(Web page and app entries)
--- START ---

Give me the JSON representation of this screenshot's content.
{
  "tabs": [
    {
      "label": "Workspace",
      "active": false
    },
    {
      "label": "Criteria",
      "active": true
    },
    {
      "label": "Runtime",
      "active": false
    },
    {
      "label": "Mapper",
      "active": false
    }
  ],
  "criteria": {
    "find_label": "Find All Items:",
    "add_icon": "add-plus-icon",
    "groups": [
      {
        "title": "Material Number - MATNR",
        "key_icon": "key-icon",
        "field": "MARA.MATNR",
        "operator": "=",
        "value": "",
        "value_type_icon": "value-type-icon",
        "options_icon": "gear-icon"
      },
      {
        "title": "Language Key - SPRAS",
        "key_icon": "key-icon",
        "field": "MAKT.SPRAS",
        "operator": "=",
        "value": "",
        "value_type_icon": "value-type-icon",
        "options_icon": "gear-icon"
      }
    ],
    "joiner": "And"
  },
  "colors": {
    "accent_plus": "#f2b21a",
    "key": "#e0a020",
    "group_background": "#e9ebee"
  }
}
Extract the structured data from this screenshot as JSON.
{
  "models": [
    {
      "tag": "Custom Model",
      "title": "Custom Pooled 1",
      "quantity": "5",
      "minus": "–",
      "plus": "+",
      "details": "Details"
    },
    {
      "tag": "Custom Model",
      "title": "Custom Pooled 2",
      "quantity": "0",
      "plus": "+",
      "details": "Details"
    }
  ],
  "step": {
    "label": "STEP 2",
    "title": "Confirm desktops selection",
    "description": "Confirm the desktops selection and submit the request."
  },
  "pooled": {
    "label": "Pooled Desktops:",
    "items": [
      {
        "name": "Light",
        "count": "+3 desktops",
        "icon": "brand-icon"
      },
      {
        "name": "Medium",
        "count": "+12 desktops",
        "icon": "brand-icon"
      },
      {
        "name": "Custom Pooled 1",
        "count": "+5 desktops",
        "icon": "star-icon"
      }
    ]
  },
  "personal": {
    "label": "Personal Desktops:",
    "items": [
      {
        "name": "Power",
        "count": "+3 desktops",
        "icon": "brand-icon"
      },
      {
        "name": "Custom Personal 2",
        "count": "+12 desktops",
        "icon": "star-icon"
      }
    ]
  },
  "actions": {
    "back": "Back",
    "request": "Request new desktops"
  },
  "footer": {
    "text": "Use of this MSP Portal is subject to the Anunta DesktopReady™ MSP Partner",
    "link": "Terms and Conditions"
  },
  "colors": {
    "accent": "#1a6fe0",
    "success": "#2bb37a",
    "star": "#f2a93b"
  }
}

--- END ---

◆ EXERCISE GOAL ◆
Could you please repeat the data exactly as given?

◆ SOLUTION TO THIS EXERCISE ◆
Give me the JSON representation of this screenshot's content.
{
  "tabs": [
    {
      "label": "Workspace",
      "active": false
    },
    {
      "label": "Criteria",
      "active": true
    },
    {
      "label": "Runtime",
      "active": false
    },
    {
      "label": "Mapper",
      "active": false
    }
  ],
  "criteria": {
    "find_label": "Find All Items:",
    "add_icon": "add-plus-icon",
    "groups": [
      {
        "title": "Material Number - MATNR",
        "key_icon": "key-icon",
        "field": "MARA.MATNR",
        "operator": "=",
        "value": "",
        "value_type_icon": "value-type-icon",
        "options_icon": "gear-icon"
      },
      {
        "title": "Language Key - SPRAS",
        "key_icon": "key-icon",
        "field": "MAKT.SPRAS",
        "operator": "=",
        "value": "",
        "value_type_icon": "value-type-icon",
        "options_icon": "gear-icon"
      }
    ],
    "joiner": "And"
  },
  "colors": {
    "accent_plus": "#f2b21a",
    "key": "#e0a020",
    "group_background": "#e9ebee"
  }
}
Extract the structured data from this screenshot as JSON.
{
  "models": [
    {
      "tag": "Custom Model",
      "title": "Custom Pooled 1",
      "quantity": "5",
      "minus": "–",
      "plus": "+",
      "details": "Details"
    },
    {
      "tag": "Custom Model",
      "title": "Custom Pooled 2",
      "quantity": "0",
      "plus": "+",
      "details": "Details"
    }
  ],
  "step": {
    "label": "STEP 2",
    "title": "Confirm desktops selection",
    "description": "Confirm the desktops selection and submit the request."
  },
  "pooled": {
    "label": "Pooled Desktops:",
    "items": [
      {
        "name": "Light",
        "count": "+3 desktops",
        "icon": "brand-icon"
      },
      {
        "name": "Medium",
        "count": "+12 desktops",
        "icon": "brand-icon"
      },
      {
        "name": "Custom Pooled 1",
        "count": "+5 desktops",
        "icon": "star-icon"
      }
    ]
  },
  "personal": {
    "label": "Personal Desktops:",
    "items": [
      {
        "name": "Power",
        "count": "+3 desktops",
        "icon": "brand-icon"
      },
      {
        "name": "Custom Personal 2",
        "count": "+12 desktops",
        "icon": "star-icon"
      }
    ]
  },
  "actions": {
    "back": "Back",
    "request": "Request new desktops"
  },
  "footer": {
    "text": "Use of this MSP Portal is subject to the Anunta DesktopReady™ MSP Partner",
    "link": "Terms and Conditions"
  },
  "colors": {
    "accent": "#1a6fe0",
    "success": "#2bb37a",
    "star": "#f2a93b"
  }
}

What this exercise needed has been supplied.